The home run ball landed beside Tanner Roark, who trotted out to replace Ohlendorf after the Marlins scored their run. His scoreless outing was as stellar as nearly all his appearances have been this year.
Roark walked two batters, but followed up with two big strikeouts to end the sixth inning. He has given up only three runs – two of them earned – in 17 and one-third innings with the Nationals this month.
Drew Storen threw six pitches to get three outs in the seventh inning, and Tyler Clippard followed with another effortlessly dominant outing, striking out two in a nine-pitch, 1-2-3 eighth inning, begging the question why Davey Johnson continues to turn to Rafael Soriano in the ninth.
Though they have pitched for nearly identical end results in the month of August before Tuesday– Soriano has seven saves to Clippard’s seven holds, though Soriano has blown two saves – Soriano’s August ERA (6.97) is more than double Clippard’s (3.09).
In his post-game press conference, Johnson said he never considered keeping Clippard in to pitch the ninth, and that he is not going to make a closer switch. On Tuesday, that mentality paid off, as Soriano closed out the game, giving up only a two-out single, to earn his 34th save of the season.

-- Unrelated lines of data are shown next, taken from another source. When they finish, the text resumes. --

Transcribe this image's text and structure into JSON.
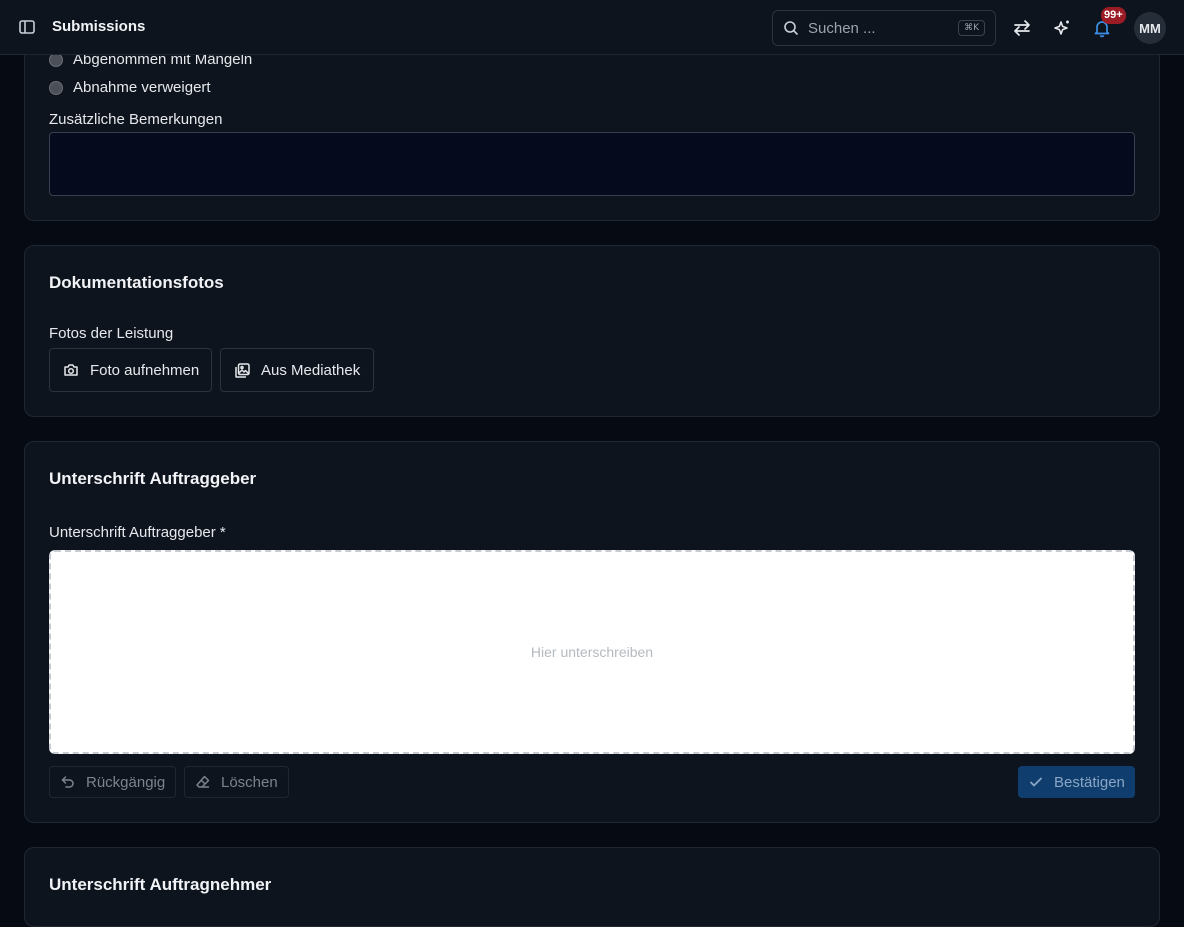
{
  "header": {
    "title": "Submissions",
    "search_placeholder": "Suchen ...",
    "search_shortcut": "⌘K",
    "notification_badge": "99+",
    "avatar_initials": "MM",
    "icons": [
      "sidebar-toggle-icon",
      "search-icon",
      "switch-arrows-icon",
      "sparkles-icon",
      "bell-icon"
    ]
  },
  "acceptance": {
    "options": [
      "Abgenommen mit Mängeln",
      "Abnahme verweigert"
    ],
    "remarks_label": "Zusätzliche Bemerkungen",
    "remarks_value": ""
  },
  "photos": {
    "title": "Dokumentationsfotos",
    "field_label": "Fotos der Leistung",
    "take_photo_label": "Foto aufnehmen",
    "library_label": "Aus Mediathek"
  },
  "client_signature": {
    "title": "Unterschrift Auftraggeber",
    "field_label": "Unterschrift Auftraggeber *",
    "placeholder": "Hier unterschreiben",
    "undo_label": "Rückgängig",
    "clear_label": "Löschen",
    "confirm_label": "Bestätigen"
  },
  "contractor_signature": {
    "title": "Unterschrift Auftragnehmer"
  },
  "colors": {
    "background": "#060a12",
    "card": "#0e141d",
    "primary_button": "#0f3d6e",
    "badge": "#9b1c24"
  }
}
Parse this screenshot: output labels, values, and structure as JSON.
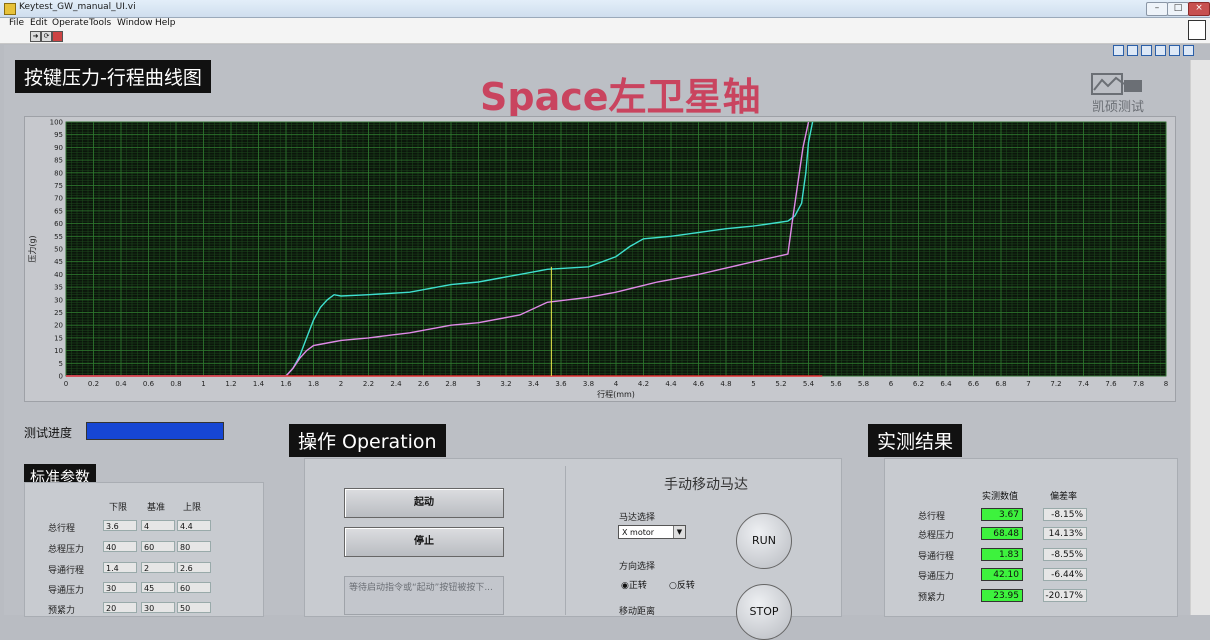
{
  "window": {
    "title": "Keytest_GW_manual_UI.vi"
  },
  "menu": [
    "File",
    "Edit",
    "Operate",
    "Tools",
    "Window",
    "Help"
  ],
  "chart_section_label": "按键压力-行程曲线图",
  "big_title": "Space左卫星轴",
  "logo_text": "凯硕测试",
  "chart_data": {
    "type": "line",
    "xlabel": "行程(mm)",
    "ylabel": "压力(g)",
    "xlim": [
      0,
      8
    ],
    "ylim": [
      0,
      100
    ],
    "x_ticks": [
      "0",
      "0.2",
      "0.4",
      "0.6",
      "0.8",
      "1",
      "1.2",
      "1.4",
      "1.6",
      "1.8",
      "2",
      "2.2",
      "2.4",
      "2.6",
      "2.8",
      "3",
      "3.2",
      "3.4",
      "3.6",
      "3.8",
      "4",
      "4.2",
      "4.4",
      "4.6",
      "4.8",
      "5",
      "5.2",
      "5.4",
      "5.6",
      "5.8",
      "6",
      "6.2",
      "6.4",
      "6.6",
      "6.8",
      "7",
      "7.2",
      "7.4",
      "7.6",
      "7.8",
      "8"
    ],
    "y_ticks": [
      "0",
      "5",
      "10",
      "15",
      "20",
      "25",
      "30",
      "35",
      "40",
      "45",
      "50",
      "55",
      "60",
      "65",
      "70",
      "75",
      "80",
      "85",
      "90",
      "95",
      "100"
    ],
    "grid": true,
    "background": "#0b160b",
    "cursor_x": 3.53,
    "series": [
      {
        "color": "#3fe0cf",
        "x": [
          0,
          1.6,
          1.65,
          1.7,
          1.75,
          1.8,
          1.85,
          1.9,
          1.95,
          2.0,
          2.2,
          2.5,
          2.8,
          3.0,
          3.3,
          3.5,
          3.8,
          4.0,
          4.1,
          4.2,
          4.4,
          4.8,
          5.0,
          5.25,
          5.3,
          5.35,
          5.38,
          5.4,
          5.43
        ],
        "y": [
          0,
          0,
          3,
          8,
          15,
          22,
          27,
          30,
          32,
          31.5,
          32,
          33,
          36,
          37,
          40,
          42,
          43,
          47,
          51,
          54,
          55,
          58,
          59,
          61,
          63,
          68,
          80,
          92,
          100
        ]
      },
      {
        "color": "#e08ae8",
        "x": [
          0,
          1.6,
          1.65,
          1.7,
          1.75,
          1.8,
          1.9,
          2.0,
          2.2,
          2.5,
          2.8,
          3.0,
          3.3,
          3.5,
          3.8,
          4.0,
          4.3,
          4.6,
          5.0,
          5.25,
          5.28,
          5.32,
          5.36,
          5.4
        ],
        "y": [
          0,
          0,
          3,
          7,
          10,
          12,
          13,
          14,
          15,
          17,
          20,
          21,
          24,
          29,
          31,
          33,
          37,
          40,
          45,
          48,
          60,
          75,
          90,
          100
        ]
      },
      {
        "color": "#e03030",
        "x": [
          0,
          5.5
        ],
        "y": [
          0,
          0
        ]
      }
    ]
  },
  "progress": {
    "label": "测试进度",
    "value": 1.0
  },
  "params": {
    "label": "标准参数",
    "headers": [
      "下限",
      "基准",
      "上限"
    ],
    "rows": [
      {
        "name": "总行程",
        "values": [
          "3.6",
          "4",
          "4.4"
        ]
      },
      {
        "name": "总程压力",
        "values": [
          "40",
          "60",
          "80"
        ]
      },
      {
        "name": "导通行程",
        "values": [
          "1.4",
          "2",
          "2.6"
        ]
      },
      {
        "name": "导通压力",
        "values": [
          "30",
          "45",
          "60"
        ]
      },
      {
        "name": "预紧力",
        "values": [
          "20",
          "30",
          "50"
        ]
      }
    ]
  },
  "operation": {
    "label": "操作 Operation",
    "start_button": "起动",
    "stop_button": "停止",
    "message": "等待启动指令或“起动”按钮被按下...",
    "manual_title": "手动移动马达",
    "motor_select_label": "马达选择",
    "motor_selected": "X motor",
    "direction_label": "方向选择",
    "dir_forward": "正转",
    "dir_reverse": "反转",
    "distance_label": "移动距离",
    "run_button": "RUN",
    "stop_round_button": "STOP"
  },
  "results": {
    "label": "实测结果",
    "col_value": "实测数值",
    "col_dev": "偏差率",
    "rows": [
      {
        "name": "总行程",
        "value": "3.67",
        "dev": "-8.15%"
      },
      {
        "name": "总程压力",
        "value": "68.48",
        "dev": "14.13%"
      },
      {
        "name": "导通行程",
        "value": "1.83",
        "dev": "-8.55%"
      },
      {
        "name": "导通压力",
        "value": "42.10",
        "dev": "-6.44%"
      },
      {
        "name": "预紧力",
        "value": "23.95",
        "dev": "-20.17%"
      }
    ]
  }
}
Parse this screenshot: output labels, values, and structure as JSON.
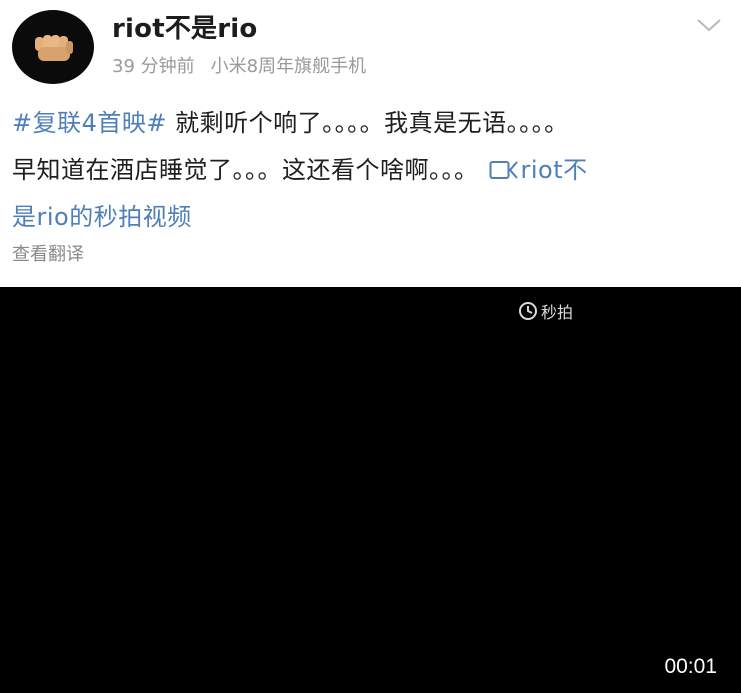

Though the Nationals made some mistakes and could have come away with a more dominant victory, they still pushed their record above .500, a feat they have seldom accomplished this year. Tomorrow will provide them with another tantalizing opportunity to keep their record rising.